Tuesday, July 28, 2009

SF Fed President Yellen on Community Banks

From San Francisco Fed President Janet Yellen: Outlook for the U.S. Economy and Community Banks:
"Now let me turn to the business environment facing banks. The industry is going through one of the most difficult periods in modern times. ... Bank profits are down, loan delinquencies are up, and failures are climbing."

"Recessionary effects normally take some time to work their way through loan portfolios. So, even though I expect economic growth to resume in the second half of this year, banking conditions are likely to remain quite weak for another year or two."
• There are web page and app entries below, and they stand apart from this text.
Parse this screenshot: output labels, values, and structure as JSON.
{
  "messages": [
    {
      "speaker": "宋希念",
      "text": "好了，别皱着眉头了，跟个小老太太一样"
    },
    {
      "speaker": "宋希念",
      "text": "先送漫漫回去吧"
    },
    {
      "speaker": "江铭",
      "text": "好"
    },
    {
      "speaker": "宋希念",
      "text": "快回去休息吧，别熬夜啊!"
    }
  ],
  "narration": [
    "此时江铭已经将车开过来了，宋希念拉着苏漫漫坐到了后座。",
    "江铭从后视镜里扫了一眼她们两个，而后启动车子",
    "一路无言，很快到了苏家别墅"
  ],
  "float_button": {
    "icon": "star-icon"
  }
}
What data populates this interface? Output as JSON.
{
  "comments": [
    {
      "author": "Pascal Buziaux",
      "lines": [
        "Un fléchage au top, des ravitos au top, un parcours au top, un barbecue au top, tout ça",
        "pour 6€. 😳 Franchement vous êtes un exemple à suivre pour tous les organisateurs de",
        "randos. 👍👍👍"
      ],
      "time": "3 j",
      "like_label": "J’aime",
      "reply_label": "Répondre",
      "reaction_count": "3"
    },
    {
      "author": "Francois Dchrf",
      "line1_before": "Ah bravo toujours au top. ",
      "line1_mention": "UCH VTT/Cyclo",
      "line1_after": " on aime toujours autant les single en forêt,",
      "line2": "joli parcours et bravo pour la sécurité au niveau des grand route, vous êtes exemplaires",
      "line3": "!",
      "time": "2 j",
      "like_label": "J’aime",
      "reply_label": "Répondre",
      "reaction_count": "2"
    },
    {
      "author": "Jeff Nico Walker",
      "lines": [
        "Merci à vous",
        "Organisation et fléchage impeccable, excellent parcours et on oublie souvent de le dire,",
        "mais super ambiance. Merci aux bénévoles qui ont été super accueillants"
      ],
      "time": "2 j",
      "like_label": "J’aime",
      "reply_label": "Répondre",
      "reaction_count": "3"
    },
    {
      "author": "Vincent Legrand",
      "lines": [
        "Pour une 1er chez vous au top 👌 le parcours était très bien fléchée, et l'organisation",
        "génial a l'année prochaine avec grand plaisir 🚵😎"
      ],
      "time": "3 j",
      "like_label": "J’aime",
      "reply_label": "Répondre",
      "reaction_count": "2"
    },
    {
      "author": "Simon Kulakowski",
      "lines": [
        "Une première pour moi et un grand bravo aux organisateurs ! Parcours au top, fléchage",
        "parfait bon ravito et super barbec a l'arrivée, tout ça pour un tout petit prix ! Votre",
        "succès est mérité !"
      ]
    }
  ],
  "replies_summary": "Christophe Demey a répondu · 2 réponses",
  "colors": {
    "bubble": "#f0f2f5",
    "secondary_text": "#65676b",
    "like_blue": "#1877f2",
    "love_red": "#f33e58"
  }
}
"To date, the community banks under greatest financial stress are those with high real estate concentrations in construction and land development lending. Banks that liberally funded speculative housing and condominium construction, and those that funded land acquisition and development, have been hardest hit. Over 20 District financial institutions have failed since last year. The vast majority of them had high concentrations in residential construction and development lending. In fact, these banks had construction loans that averaged about 40 percent of their loan portfolio, well above the District average of 16 percent. Unfortunately, some banks that aggressively pursued these loans had weak appraisal and risk-monitoring systems."

"The next area of significant vulnerability for the banking system, particularly for community and regional banks with real estate concentrations, is income-producing office, warehouse, and retail commercial property. Market fundamentals in most western states are deteriorating. Vacancy rates are rising and rent pressures are hurting property cash flows. Office vacancy rates in both Boise and Portland are expected to reach or exceed 20 percent over the next year or two, the highest rates these cities have seen in many years. Retail shopping centers are struggling with falling occupancy rates and pressures to grant rent concessions. Property values are falling sharply across wide areas of the country, including the Pacific Northwest. Some analysts forecast that commercial property values could experience falls similar to housing of 30 to 40 percent."

"Our biggest concern now is with maturing loans on depreciated commercial properties. In many cases, borrowers seeking to refinance will be expected to provide additional equity and to have underwriting and pricing adjusted to reflect current market conditions. In some cases, borrowers won’t have the resources to refinance loans."